    Iverson, L.R.; Prasad, A.; Schwartz, M.K.
  • Scaling processes and problems.
    Jarvis, P.G.
  • Simulating effects of fire on northern Rocky Mountain landscapes with the ecological process model FIRE-BGC
    Keane, R.E.; Ryan, K.C.; Running, S.W.
  • A 70-year retrospective analysis of carbon fluxes in the Canadian forest sector
    Kurz, W.A.; Apps, M.J.
  • Plant functional types and disturbance dynamics – Introduction
    McIntyre, S.; Diaz, S.; Cramer, W.
  • Modelling response of net primary productivity (NPP) of boreal forest ecosystems to changes in climate and fire disturbance regimes
    Peng, C.H.; Apps, J.M.
  • Terrestrial ecosystem production: a process model based on global satellite and surface data
    Potter, C.S.; Randerson, J.T.; Field, C.B.; Matson, P.A.; Vitousek, P.M.; Mooney, H.A.; Klooster, S.A.
  • Dynamic global vegetation modelling for predicting of plant functional types and biogenic trace gas fluxes
    Potter, C.S.; Klooster, S.A.
  • Adapting a patch model to simulate the sensitivity of central-Canadian boreal ecosystems to climate variability
    Price, D.T.; Halliwell, D.; Apps, J.M.; Peng, C.H.
  • Forest succession models
    Shugart, H.H.; West, D.C.
  • Transient response of forests to CO 2 -induced climate change: Simulation modeling experiments in eastern North America
    Solomon, A.M.
  • Global vegetation models: incorporating transient changes to structure and composition
    Steffen, W.L.; Cramer, W.; Plöchl, M.; Bugmann, H.
  • The high-latitude terrestrial carbon sink: a model analysis
    White, A.; Cannell, M.G.R.; Friend, A.D.
  • A global land primary productivity and phytogeography model
    Woodward, F.I.; Smith, T.M.; Emanuel, W.R.
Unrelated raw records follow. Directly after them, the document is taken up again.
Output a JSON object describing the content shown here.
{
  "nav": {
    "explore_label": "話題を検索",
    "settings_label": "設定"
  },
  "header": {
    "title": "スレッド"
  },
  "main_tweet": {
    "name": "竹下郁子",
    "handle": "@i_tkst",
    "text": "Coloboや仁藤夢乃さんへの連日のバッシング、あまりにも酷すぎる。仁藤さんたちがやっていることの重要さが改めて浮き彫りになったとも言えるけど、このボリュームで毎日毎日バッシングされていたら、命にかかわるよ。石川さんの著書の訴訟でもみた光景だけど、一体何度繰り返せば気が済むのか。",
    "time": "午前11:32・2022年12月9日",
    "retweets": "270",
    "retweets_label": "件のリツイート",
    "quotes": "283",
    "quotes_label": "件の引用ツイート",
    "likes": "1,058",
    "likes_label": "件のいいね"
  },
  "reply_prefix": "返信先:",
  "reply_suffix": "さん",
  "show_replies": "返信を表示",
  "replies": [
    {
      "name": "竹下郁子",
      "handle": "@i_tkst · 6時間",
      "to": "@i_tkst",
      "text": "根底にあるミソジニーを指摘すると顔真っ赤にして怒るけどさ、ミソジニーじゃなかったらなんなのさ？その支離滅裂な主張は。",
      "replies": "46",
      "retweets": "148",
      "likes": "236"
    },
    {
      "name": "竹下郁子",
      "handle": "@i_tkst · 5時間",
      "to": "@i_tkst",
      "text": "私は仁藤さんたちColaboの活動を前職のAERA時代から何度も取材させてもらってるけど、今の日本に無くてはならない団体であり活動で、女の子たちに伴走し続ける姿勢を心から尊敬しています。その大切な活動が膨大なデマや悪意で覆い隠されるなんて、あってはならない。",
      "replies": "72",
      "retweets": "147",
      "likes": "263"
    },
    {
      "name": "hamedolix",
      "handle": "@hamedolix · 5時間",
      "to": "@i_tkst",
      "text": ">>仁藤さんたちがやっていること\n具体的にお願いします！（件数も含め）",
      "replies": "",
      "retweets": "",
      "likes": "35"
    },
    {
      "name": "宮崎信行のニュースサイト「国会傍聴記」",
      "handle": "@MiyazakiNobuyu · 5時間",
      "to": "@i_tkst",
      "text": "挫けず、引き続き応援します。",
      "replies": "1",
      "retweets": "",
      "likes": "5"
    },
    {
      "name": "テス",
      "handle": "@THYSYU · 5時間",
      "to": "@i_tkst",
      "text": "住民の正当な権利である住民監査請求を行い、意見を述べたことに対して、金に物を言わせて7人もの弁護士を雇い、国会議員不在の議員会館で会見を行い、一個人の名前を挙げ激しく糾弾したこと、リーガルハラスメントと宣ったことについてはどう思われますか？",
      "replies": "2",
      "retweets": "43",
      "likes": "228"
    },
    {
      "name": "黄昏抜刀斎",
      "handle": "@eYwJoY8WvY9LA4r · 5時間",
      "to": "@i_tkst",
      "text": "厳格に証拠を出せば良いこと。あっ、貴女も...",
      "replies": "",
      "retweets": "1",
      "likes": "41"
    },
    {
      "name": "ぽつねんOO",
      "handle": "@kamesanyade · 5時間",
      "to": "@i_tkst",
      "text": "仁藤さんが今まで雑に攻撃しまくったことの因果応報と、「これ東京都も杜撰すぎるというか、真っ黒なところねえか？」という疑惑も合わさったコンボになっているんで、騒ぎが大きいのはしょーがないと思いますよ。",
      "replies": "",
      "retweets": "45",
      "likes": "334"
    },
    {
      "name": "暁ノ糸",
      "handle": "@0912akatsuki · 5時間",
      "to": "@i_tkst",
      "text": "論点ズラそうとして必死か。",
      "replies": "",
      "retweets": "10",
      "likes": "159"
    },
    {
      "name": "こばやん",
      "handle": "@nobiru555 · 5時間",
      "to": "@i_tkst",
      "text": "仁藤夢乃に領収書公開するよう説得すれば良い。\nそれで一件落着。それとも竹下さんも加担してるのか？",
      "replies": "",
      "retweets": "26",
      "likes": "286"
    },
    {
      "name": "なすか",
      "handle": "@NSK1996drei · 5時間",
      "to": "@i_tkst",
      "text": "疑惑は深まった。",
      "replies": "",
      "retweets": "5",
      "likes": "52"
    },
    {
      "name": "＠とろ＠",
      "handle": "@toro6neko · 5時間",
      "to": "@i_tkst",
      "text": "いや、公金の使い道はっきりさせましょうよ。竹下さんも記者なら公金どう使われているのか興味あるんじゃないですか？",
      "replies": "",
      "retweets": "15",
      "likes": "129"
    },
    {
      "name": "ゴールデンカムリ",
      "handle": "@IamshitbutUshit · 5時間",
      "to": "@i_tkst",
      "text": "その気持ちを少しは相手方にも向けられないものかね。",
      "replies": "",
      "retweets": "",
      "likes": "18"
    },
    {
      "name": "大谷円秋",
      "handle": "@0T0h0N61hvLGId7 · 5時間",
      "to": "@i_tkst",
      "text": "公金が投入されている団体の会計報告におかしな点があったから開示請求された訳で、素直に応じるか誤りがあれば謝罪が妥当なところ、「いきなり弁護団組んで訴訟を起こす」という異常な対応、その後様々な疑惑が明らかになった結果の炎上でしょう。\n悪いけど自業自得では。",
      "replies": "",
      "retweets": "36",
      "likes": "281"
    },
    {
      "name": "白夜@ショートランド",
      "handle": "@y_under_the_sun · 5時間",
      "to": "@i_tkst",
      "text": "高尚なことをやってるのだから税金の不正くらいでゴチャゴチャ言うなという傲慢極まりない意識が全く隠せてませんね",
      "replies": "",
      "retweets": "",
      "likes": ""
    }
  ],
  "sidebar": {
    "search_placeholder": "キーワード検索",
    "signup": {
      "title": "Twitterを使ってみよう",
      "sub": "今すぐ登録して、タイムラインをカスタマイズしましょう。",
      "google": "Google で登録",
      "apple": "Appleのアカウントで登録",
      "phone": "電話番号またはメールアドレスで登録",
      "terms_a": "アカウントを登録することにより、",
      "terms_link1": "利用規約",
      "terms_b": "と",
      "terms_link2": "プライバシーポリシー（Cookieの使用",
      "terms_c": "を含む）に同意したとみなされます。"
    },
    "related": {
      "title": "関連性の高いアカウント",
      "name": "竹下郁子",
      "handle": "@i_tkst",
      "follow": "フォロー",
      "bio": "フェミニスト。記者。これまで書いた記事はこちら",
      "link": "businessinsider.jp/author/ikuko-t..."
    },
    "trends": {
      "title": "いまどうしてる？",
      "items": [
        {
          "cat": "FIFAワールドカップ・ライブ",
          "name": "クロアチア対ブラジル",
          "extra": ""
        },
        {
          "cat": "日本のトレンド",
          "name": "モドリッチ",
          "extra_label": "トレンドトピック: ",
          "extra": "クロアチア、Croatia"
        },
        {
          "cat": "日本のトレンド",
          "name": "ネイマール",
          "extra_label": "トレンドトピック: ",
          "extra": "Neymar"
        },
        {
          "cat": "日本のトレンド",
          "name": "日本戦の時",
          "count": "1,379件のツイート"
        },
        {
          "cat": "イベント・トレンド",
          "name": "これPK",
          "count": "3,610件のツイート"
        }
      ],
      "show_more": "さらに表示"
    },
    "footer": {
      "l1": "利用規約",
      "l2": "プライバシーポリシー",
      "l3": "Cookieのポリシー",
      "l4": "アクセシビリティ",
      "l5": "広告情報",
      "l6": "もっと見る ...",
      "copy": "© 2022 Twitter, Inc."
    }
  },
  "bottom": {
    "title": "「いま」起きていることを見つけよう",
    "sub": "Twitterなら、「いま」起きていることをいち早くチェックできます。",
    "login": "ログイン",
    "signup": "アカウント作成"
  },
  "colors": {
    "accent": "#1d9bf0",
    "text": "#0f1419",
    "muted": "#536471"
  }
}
You’re reading a free preview. Subscribe to read the entire article.


DeepDyve is your
personal research library

It’s your single place to instantly
discover and read the research
that matters to you.

Enjoy affordable access to
over 18 million articles from more than
15,000 peer-reviewed journals.

All for just $49/month

Explore the DeepDyve Library

Search

Query the DeepDyve database, plus search all of PubMed and Google Scholar seamlessly

Organize

Save any article or search result from DeepDyve, PubMed, and Google Scholar... all in one place.

Access

Get unlimited, online access to over 18 million full-text articles from more than 15,000 scientific journals.

Your journals are on DeepDyve

Read from thousands of the leading scholarly journals from SpringerNature, Elsevier, Wiley-Blackwell, Oxford University Press and more.

All the latest content is available, no embargo periods.

See the journals in your area

DeepDyve

Freelancer

DeepDyve

Pro

Price

FREE

$49/month
$360/year

Save searches from
Google Scholar,
PubMed

Create folders to
organize your research

Export folders, citations

Read DeepDyve articles

Abstract access only

Unlimited access to over
18 million full-text articles

Print

20 pages / month

PDF Discount

20% off